me *is* a strike against J2. (assuming that it describes Guido's
philosophy well - something I don't know :)

>> My personal initial reaction to the syntax was "ugh", followed by
>> listening to arguments and deciding that I could live with @pie happily
>> (I do like perl after all so I've not got a huge aversion to
>> punctuation).
> My problem with @pie is that it doesn't get enough mileage out of the
> @ character.  I'd almost rather use @ as a keyword introducer, like #
> in the prepreprocessor.  And of course, @pie should be useable on
> classes rather than just functions.

So why not put forward an alternative proposal? (*) If the proposal is good
someone might think "ooh, I like that", and implement it if you don't
feel like implementing it yourself - much like happened with J2 - it
was hardly my invention! :-)
   * If you have I must've missed it... sorry :-(

> I think decorators can do things that metaclasses can't.

Agreed, however in the absence of a decorators in the language people are
very likely to use metaclasses in their place for many of the tasks.

>> been used in earnest then IMHO option A1 should be chosen, via a
>> __future__ import. Whilst I'm obviously in favour of J2, option A1
>> strikes me as by _far_ the simplest to write or provide tools to
>> programmatically munge people's code if syntax does change. (Much
>> like the tools to remove unnecessary __future__ statements)
> I really wouldn't worry too much about the effect on current syntax
> tools. 

I wasn't really thinking of current syntax tools - I was thinking about a
hypothetical situation:
   * Decorators incorporated via the __future__ mechanism
   * A subset of people use them in earnest
   * It's found that it would be useful to change the syntax whilst it's
     still in the experimental __future__ phase. (As might've happened but
     didn't with yield and generators)

In this scenario if you choose J2 then it's much harder for people to build
their own tools to change their code to the new syntax. (It can be done of
course, but it is harder) If you choose A1 then this is simpler. (This is
what I meant regarding the tool that remove unnecessary __future__

Whether that situation matters to you depends on who you are :)

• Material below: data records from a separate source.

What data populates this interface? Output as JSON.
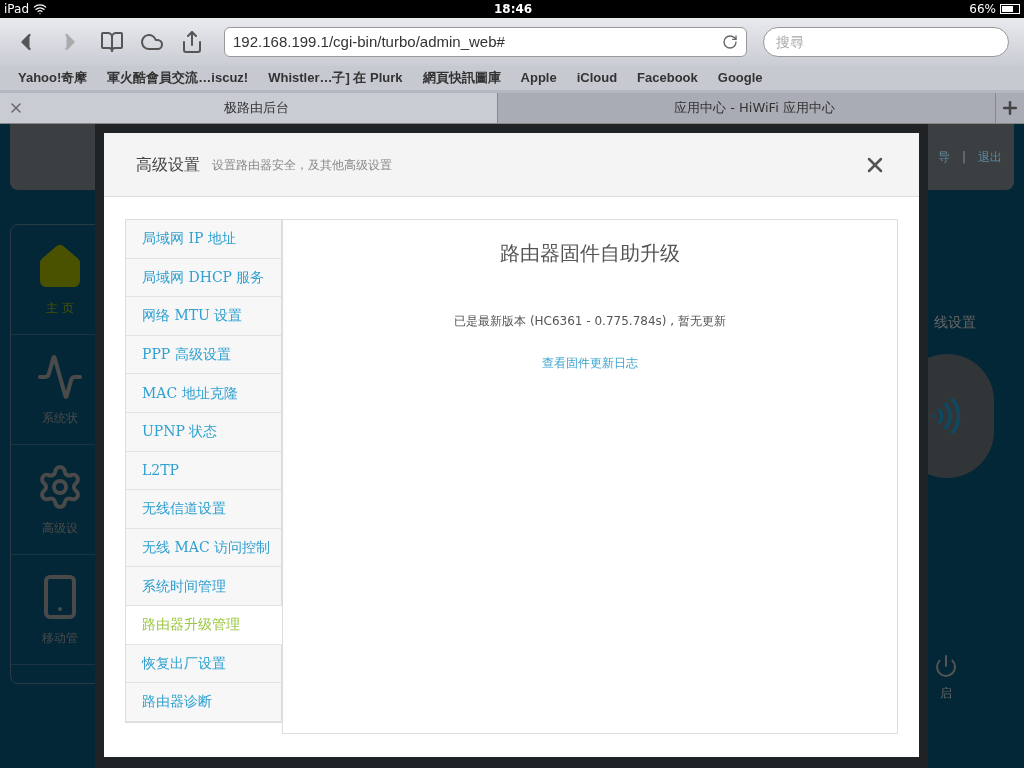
{
  "status_bar": {
    "device": "iPad",
    "time": "18:46",
    "battery": "66%"
  },
  "browser": {
    "url": "192.168.199.1/cgi-bin/turbo/admin_web#",
    "search_placeholder": "搜尋",
    "bookmarks": [
      "Yahoo!奇摩",
      "軍火酷會員交流…iscuz!",
      "Whistler…子] 在 Plurk",
      "網頁快訊圖庫",
      "Apple",
      "iCloud",
      "Facebook",
      "Google"
    ],
    "tabs": [
      {
        "title": "极路由后台",
        "selected": true
      },
      {
        "title": "应用中心 - HiWiFi 应用中心",
        "selected": false
      }
    ]
  },
  "page": {
    "nav": [
      {
        "label": "主 页",
        "kind": "home",
        "selected": true
      },
      {
        "label": "系统状",
        "kind": "status",
        "selected": false
      },
      {
        "label": "高级设",
        "kind": "gear",
        "selected": false
      },
      {
        "label": "移动管",
        "kind": "mobile",
        "selected": false
      }
    ],
    "header_links": [
      "导",
      "退出"
    ],
    "header_separator": "|",
    "wireless_label": "线设置",
    "restart_label": "启"
  },
  "modal": {
    "title": "高级设置",
    "subtitle": "设置路由器安全，及其他高级设置",
    "menu": [
      {
        "label": "局域网 IP 地址",
        "selected": false
      },
      {
        "label": "局域网 DHCP 服务",
        "selected": false
      },
      {
        "label": "网络 MTU 设置",
        "selected": false
      },
      {
        "label": "PPP 高级设置",
        "selected": false
      },
      {
        "label": "MAC 地址克隆",
        "selected": false
      },
      {
        "label": "UPNP 状态",
        "selected": false
      },
      {
        "label": "L2TP",
        "selected": false
      },
      {
        "label": "无线信道设置",
        "selected": false
      },
      {
        "label": "无线 MAC 访问控制",
        "selected": false
      },
      {
        "label": "系统时间管理",
        "selected": false
      },
      {
        "label": "路由器升级管理",
        "selected": true
      },
      {
        "label": "恢复出厂设置",
        "selected": false
      },
      {
        "label": "路由器诊断",
        "selected": false
      }
    ],
    "heading": "路由器固件自助升级",
    "status": "已是最新版本 (HC6361 - 0.775.784s) , 暂无更新",
    "link": "查看固件更新日志"
  }
}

> Changing Python's syntax will have longer-lasting consequences than
> having to update some tools.




More information about the Python-list mailing list